Thanks for filling in the blanks! It seems as I suspected that you are moving into a position that will be potentially more rewarding, challenging and full-filling beyond your paycheck. I would definitely keep that in mind (but don’t low-ball yourself, I agree BARTOK24). Why are you against revealing your current salary? If it’s low and you don’t want to reveal how much of a pay increase you are asking for, I’d reconsider asking for that much OR, as Richard suggested, be ready with your salary+benefits/caveats when they ask.

You have to be comfortable with your pay, and your new employer should WANT you to be happy with your pay. Why would anyone hire a new employee who is disgruntled before he even starts? Be honest, discuss it, and don’t try to play games. Good luck!
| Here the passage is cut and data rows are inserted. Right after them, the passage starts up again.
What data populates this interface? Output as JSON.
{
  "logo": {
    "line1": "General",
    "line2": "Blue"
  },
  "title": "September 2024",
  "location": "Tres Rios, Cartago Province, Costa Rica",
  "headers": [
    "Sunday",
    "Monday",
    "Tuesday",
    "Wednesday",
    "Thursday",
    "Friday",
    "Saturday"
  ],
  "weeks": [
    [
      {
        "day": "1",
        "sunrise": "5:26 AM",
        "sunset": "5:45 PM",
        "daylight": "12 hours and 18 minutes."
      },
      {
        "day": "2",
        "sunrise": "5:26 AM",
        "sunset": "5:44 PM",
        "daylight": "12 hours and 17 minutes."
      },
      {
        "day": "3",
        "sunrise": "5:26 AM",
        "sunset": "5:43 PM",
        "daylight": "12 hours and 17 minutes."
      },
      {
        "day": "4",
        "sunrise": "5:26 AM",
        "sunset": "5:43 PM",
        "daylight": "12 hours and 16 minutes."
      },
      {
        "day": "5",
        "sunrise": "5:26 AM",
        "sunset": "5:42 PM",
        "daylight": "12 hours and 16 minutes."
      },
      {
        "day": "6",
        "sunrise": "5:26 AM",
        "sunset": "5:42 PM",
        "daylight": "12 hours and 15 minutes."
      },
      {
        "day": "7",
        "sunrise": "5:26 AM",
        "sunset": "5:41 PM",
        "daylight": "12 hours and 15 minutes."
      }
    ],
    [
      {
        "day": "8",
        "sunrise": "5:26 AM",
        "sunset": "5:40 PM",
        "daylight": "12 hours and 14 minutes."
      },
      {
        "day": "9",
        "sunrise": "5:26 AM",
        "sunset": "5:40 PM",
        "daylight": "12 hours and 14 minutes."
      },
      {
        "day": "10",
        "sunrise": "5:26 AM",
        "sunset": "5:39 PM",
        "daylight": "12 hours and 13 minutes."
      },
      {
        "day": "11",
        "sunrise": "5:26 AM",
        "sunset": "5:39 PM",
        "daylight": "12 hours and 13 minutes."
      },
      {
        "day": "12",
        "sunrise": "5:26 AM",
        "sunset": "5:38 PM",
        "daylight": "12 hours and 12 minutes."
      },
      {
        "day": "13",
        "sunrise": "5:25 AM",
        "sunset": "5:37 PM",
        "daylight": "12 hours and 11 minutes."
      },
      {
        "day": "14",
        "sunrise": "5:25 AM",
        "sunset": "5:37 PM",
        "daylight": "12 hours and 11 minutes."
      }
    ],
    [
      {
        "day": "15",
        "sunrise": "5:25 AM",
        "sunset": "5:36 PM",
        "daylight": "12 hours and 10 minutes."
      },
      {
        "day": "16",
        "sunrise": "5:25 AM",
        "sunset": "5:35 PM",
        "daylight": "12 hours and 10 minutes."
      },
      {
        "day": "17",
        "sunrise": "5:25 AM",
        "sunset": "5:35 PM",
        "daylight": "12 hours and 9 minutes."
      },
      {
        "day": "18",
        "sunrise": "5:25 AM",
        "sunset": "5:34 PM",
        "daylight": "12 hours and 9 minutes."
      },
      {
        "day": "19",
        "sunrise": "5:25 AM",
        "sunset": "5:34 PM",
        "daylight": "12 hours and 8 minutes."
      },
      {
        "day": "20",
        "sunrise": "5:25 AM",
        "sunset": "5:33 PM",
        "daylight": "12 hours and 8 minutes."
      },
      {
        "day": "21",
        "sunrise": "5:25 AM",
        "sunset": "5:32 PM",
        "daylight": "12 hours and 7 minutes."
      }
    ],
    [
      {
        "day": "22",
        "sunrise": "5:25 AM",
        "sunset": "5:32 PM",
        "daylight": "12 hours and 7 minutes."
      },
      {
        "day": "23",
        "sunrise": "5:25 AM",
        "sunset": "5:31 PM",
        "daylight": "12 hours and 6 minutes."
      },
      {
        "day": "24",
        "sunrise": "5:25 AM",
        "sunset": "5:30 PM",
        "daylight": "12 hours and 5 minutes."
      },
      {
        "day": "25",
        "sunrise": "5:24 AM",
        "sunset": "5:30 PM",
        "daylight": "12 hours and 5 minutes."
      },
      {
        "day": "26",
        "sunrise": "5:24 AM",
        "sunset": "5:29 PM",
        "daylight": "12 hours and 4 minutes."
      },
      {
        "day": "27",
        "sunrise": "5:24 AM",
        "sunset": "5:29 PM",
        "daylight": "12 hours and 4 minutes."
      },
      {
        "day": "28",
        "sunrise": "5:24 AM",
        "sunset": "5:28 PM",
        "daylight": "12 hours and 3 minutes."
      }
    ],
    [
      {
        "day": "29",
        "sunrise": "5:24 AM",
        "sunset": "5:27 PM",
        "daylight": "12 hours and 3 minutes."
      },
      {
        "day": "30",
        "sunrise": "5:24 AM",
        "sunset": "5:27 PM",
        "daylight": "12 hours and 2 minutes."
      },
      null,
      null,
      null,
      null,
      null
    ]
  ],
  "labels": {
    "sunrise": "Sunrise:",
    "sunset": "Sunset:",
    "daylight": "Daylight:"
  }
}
Keep this nugget in the back of your mind when you discuss your salary… if they want you, they will negotiate.

It’s only business and a huge part of business is negotiation… being aware of this is something that I feel should be taught in University because the better you are at it, the more successful you can be.

usually with corporations there is a salary range for the position of $7-10k… they will probably have room to move around.

With smaller companies, I’m always really surprised how hard some companies resist more flexibility with salaries… it sounds like a lot in the yearly rate, but $5k more per year is only $100 more per month. Also, the difference of a couple thousand a year is really not that much when if you consider the cost for benefits, overhead, etc of an employee is almost double the salary (at least that’s what I’ve been told for corporate jobs)

Good advice above by all. I always shoot very straight with this question. I look up the cost of living difference (available on a bunch of websites) between where I live now and where I’m going, communicate this, how much it will take to move, and my current salary and all benefits, and let them know that comparable to that +10%+ would get it. Someone has to show the cards first to get the conversation rolling.

I’d say don’t bother giving a range. Everyone knows everything is negotiable, so tell them one number. $XX,000
If you give them a range, all they hear is the bottom number anyway, why would anyone pay you the 50 of 45-50?

That’s been my experience, too. The bottom number is always where they start, so if you do give a range, make sure you’d be happy with the low end of it.

Thanks for ALL the advice. You know designers- they have to make a chart and get research from all sides to make any type of decision! I think the best answer will be honesty is the best policy. I also think I have come around to the conclusion that there is no “magic” way to get the new employer to pay what you want other than to just ask for it. I do think my current pay is on the low side and have been told that before by outsiders- but I just need to provide reasons why I am worth more. I for sure want all sides to be very happy in the new set up~! I’ll let you know how it goes! Hope to hear something soon.

One other thing to remember, if your current pay is low and you aren’t happy with it. Mention this when giving your salary reply as one of the reasons you are looking for a new position. It’s a quick signal to the company that you need more or won’t be happy/accept. Of course you have to back it up with the skills and experience that the company wants and with realistic demands, but putting it all out there is totally kosher.